Web page and app entries
· · · · ·

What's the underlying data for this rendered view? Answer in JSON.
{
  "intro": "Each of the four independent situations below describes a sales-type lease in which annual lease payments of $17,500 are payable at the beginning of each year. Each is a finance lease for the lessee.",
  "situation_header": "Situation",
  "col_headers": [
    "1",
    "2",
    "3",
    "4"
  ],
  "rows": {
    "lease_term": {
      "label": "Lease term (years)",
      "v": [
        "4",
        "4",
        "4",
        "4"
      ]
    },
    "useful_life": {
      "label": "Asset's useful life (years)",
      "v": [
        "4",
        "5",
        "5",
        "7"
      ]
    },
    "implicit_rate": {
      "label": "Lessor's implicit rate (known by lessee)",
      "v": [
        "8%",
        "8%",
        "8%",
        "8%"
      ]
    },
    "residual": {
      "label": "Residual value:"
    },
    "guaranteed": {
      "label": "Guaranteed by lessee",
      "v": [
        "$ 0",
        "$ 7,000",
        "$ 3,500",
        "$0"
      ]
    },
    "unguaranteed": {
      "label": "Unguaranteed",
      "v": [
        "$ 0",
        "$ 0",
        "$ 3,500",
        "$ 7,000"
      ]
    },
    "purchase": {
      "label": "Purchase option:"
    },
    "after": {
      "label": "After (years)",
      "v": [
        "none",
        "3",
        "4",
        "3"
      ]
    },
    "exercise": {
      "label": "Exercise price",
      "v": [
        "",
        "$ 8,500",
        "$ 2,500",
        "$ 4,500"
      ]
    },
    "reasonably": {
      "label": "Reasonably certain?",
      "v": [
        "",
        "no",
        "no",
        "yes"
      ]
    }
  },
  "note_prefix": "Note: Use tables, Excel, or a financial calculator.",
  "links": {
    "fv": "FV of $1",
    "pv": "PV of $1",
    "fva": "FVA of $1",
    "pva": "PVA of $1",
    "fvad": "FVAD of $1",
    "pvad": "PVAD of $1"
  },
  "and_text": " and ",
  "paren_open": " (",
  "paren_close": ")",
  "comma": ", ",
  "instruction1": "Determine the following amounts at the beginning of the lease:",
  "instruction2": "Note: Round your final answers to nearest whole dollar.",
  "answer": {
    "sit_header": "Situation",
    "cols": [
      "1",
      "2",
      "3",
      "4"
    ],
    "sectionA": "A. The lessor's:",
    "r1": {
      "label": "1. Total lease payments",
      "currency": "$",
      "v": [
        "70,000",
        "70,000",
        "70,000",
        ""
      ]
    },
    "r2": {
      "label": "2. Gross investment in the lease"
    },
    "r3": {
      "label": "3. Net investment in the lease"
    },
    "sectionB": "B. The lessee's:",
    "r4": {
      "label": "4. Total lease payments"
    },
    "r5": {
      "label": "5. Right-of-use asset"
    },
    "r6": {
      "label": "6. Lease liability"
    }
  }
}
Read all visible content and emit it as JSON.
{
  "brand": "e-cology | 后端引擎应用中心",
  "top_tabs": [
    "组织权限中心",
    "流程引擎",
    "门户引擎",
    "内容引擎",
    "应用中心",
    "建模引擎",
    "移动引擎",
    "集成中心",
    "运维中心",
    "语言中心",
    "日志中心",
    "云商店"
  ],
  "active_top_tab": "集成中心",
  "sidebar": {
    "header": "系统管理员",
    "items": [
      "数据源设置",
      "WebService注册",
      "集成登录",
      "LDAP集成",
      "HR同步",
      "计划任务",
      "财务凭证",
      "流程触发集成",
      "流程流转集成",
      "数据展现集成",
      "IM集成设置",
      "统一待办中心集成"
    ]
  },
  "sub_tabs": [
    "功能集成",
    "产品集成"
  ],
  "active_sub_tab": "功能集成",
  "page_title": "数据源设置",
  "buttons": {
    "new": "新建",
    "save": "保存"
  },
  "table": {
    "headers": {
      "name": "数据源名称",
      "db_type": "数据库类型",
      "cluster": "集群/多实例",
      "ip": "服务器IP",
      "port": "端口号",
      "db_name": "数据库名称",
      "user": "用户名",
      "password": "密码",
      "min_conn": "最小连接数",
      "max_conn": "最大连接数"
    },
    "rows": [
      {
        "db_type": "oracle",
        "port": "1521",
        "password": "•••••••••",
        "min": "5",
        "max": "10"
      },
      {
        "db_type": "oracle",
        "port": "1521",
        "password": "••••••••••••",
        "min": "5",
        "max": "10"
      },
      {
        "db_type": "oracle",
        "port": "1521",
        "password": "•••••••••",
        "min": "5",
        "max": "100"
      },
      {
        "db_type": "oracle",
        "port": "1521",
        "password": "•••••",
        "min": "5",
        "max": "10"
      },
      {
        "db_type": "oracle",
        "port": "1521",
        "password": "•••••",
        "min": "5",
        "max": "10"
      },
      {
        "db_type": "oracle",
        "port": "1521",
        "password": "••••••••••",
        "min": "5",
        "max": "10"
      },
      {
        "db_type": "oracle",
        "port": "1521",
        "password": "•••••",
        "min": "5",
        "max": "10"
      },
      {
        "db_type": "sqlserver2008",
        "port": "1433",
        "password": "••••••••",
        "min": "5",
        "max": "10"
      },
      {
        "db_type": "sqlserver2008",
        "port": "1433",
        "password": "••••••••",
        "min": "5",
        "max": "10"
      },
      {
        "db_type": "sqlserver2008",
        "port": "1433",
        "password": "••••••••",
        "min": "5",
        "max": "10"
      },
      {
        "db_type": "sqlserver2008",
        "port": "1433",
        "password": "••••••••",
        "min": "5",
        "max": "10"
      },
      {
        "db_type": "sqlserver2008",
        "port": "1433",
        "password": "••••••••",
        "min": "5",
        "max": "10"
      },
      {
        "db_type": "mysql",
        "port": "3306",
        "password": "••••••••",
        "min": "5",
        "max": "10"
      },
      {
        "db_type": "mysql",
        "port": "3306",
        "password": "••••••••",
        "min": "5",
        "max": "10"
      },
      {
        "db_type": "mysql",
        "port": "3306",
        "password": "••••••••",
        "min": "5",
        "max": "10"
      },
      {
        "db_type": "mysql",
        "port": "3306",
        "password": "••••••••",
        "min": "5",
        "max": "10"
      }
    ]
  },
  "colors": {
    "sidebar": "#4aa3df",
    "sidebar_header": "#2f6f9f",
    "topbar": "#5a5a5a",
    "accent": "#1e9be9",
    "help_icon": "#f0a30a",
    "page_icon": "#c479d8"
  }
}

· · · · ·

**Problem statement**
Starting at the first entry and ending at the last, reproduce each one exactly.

**Exercise result**
What's the underlying data for this rendered view? Answer in JSON.
{
  "intro": "Each of the four independent situations below describes a sales-type lease in which annual lease payments of $17,500 are payable at the beginning of each year. Each is a finance lease for the lessee.",
  "situation_header": "Situation",
  "col_headers": [
    "1",
    "2",
    "3",
    "4"
  ],
  "rows": {
    "lease_term": {
      "label": "Lease term (years)",
      "v": [
        "4",
        "4",
        "4",
        "4"
      ]
    },
    "useful_life": {
      "label": "Asset's useful life (years)",
      "v": [
        "4",
        "5",
        "5",
        "7"
      ]
    },
    "implicit_rate": {
      "label": "Lessor's implicit rate (known by lessee)",
      "v": [
        "8%",
        "8%",
        "8%",
        "8%"
      ]
    },
    "residual": {
      "label": "Residual value:"
    },
    "guaranteed": {
      "label": "Guaranteed by lessee",
      "v": [
        "$ 0",
        "$ 7,000",
        "$ 3,500",
        "$0"
      ]
    },
    "unguaranteed": {
      "label": "Unguaranteed",
      "v": [
        "$ 0",
        "$ 0",
        "$ 3,500",
        "$ 7,000"
      ]
    },
    "purchase": {
      "label": "Purchase option:"
    },
    "after": {
      "label": "After (years)",
      "v": [
        "none",
        "3",
        "4",
        "3"
      ]
    },
    "exercise": {
      "label": "Exercise price",
      "v": [
        "",
        "$ 8,500",
        "$ 2,500",
        "$ 4,500"
      ]
    },
    "reasonably": {
      "label": "Reasonably certain?",
      "v": [
        "",
        "no",
        "no",
        "yes"
      ]
    }
  },
  "note_prefix": "Note: Use tables, Excel, or a financial calculator.",
  "links": {
    "fv": "FV of $1",
    "pv": "PV of $1",
    "fva": "FVA of $1",
    "pva": "PVA of $1",
    "fvad": "FVAD of $1",
    "pvad": "PVAD of $1"
  },
  "and_text": " and ",
  "paren_open": " (",
  "paren_close": ")",
  "comma": ", ",
  "instruction1": "Determine the following amounts at the beginning of the lease:",
  "instruction2": "Note: Round your final answers to nearest whole dollar.",
  "answer": {
    "sit_header": "Situation",
    "cols": [
      "1",
      "2",
      "3",
      "4"
    ],
    "sectionA": "A. The lessor's:",
    "r1": {
      "label": "1. Total lease payments",
      "currency": "$",
      "v": [
        "70,000",
        "70,000",
        "70,000",
        ""
      ]
    },
    "r2": {
      "label": "2. Gross investment in the lease"
    },
    "r3": {
      "label": "3. Net investment in the lease"
    },
    "sectionB": "B. The lessee's:",
    "r4": {
      "label": "4. Total lease payments"
    },
    "r5": {
      "label": "5. Right-of-use asset"
    },
    "r6": {
      "label": "6. Lease liability"
    }
  }
}
Read all visible content and emit it as JSON.
{
  "brand": "e-cology | 后端引擎应用中心",
  "top_tabs": [
    "组织权限中心",
    "流程引擎",
    "门户引擎",
    "内容引擎",
    "应用中心",
    "建模引擎",
    "移动引擎",
    "集成中心",
    "运维中心",
    "语言中心",
    "日志中心",
    "云商店"
  ],
  "active_top_tab": "集成中心",
  "sidebar": {
    "header": "系统管理员",
    "items": [
      "数据源设置",
      "WebService注册",
      "集成登录",
      "LDAP集成",
      "HR同步",
      "计划任务",
      "财务凭证",
      "流程触发集成",
      "流程流转集成",
      "数据展现集成",
      "IM集成设置",
      "统一待办中心集成"
    ]
  },
  "sub_tabs": [
    "功能集成",
    "产品集成"
  ],
  "active_sub_tab": "功能集成",
  "page_title": "数据源设置",
  "buttons": {
    "new": "新建",
    "save": "保存"
  },
  "table": {
    "headers": {
      "name": "数据源名称",
      "db_type": "数据库类型",
      "cluster": "集群/多实例",
      "ip": "服务器IP",
      "port": "端口号",
      "db_name": "数据库名称",
      "user": "用户名",
      "password": "密码",
      "min_conn": "最小连接数",
      "max_conn": "最大连接数"
    },
    "rows": [
      {
        "db_type": "oracle",
        "port": "1521",
        "password": "•••••••••",
        "min": "5",
        "max": "10"
      },
      {
        "db_type": "oracle",
        "port": "1521",
        "password": "••••••••••••",
        "min": "5",
        "max": "10"
      },
      {
        "db_type": "oracle",
        "port": "1521",
        "password": "•••••••••",
        "min": "5",
        "max": "100"
      },
      {
        "db_type": "oracle",
        "port": "1521",
        "password": "•••••",
        "min": "5",
        "max": "10"
      },
      {
        "db_type": "oracle",
        "port": "1521",
        "password": "•••••",
        "min": "5",
        "max": "10"
      },
      {
        "db_type": "oracle",
        "port": "1521",
        "password": "••••••••••",
        "min": "5",
        "max": "10"
      },
      {
        "db_type": "oracle",
        "port": "1521",
        "password": "•••••",
        "min": "5",
        "max": "10"
      },
      {
        "db_type": "sqlserver2008",
        "port": "1433",
        "password": "••••••••",
        "min": "5",
        "max": "10"
      },
      {
        "db_type": "sqlserver2008",
        "port": "1433",
        "password": "••••••••",
        "min": "5",
        "max": "10"
      },
      {
        "db_type": "sqlserver2008",
        "port": "1433",
        "password": "••••••••",
        "min": "5",
        "max": "10"
      },
      {
        "db_type": "sqlserver2008",
        "port": "1433",
        "password": "••••••••",
        "min": "5",
        "max": "10"
      },
      {
        "db_type": "sqlserver2008",
        "port": "1433",
        "password": "••••••••",
        "min": "5",
        "max": "10"
      },
      {
        "db_type": "mysql",
        "port": "3306",
        "password": "••••••••",
        "min": "5",
        "max": "10"
      },
      {
        "db_type": "mysql",
        "port": "3306",
        "password": "••••••••",
        "min": "5",
        "max": "10"
      },
      {
        "db_type": "mysql",
        "port": "3306",
        "password": "••••••••",
        "min": "5",
        "max": "10"
      },
      {
        "db_type": "mysql",
        "port": "3306",
        "password": "••••••••",
        "min": "5",
        "max": "10"
      }
    ]
  },
  "colors": {
    "sidebar": "#4aa3df",
    "sidebar_header": "#2f6f9f",
    "topbar": "#5a5a5a",
    "accent": "#1e9be9",
    "help_icon": "#f0a30a",
    "page_icon": "#c479d8"
  }
}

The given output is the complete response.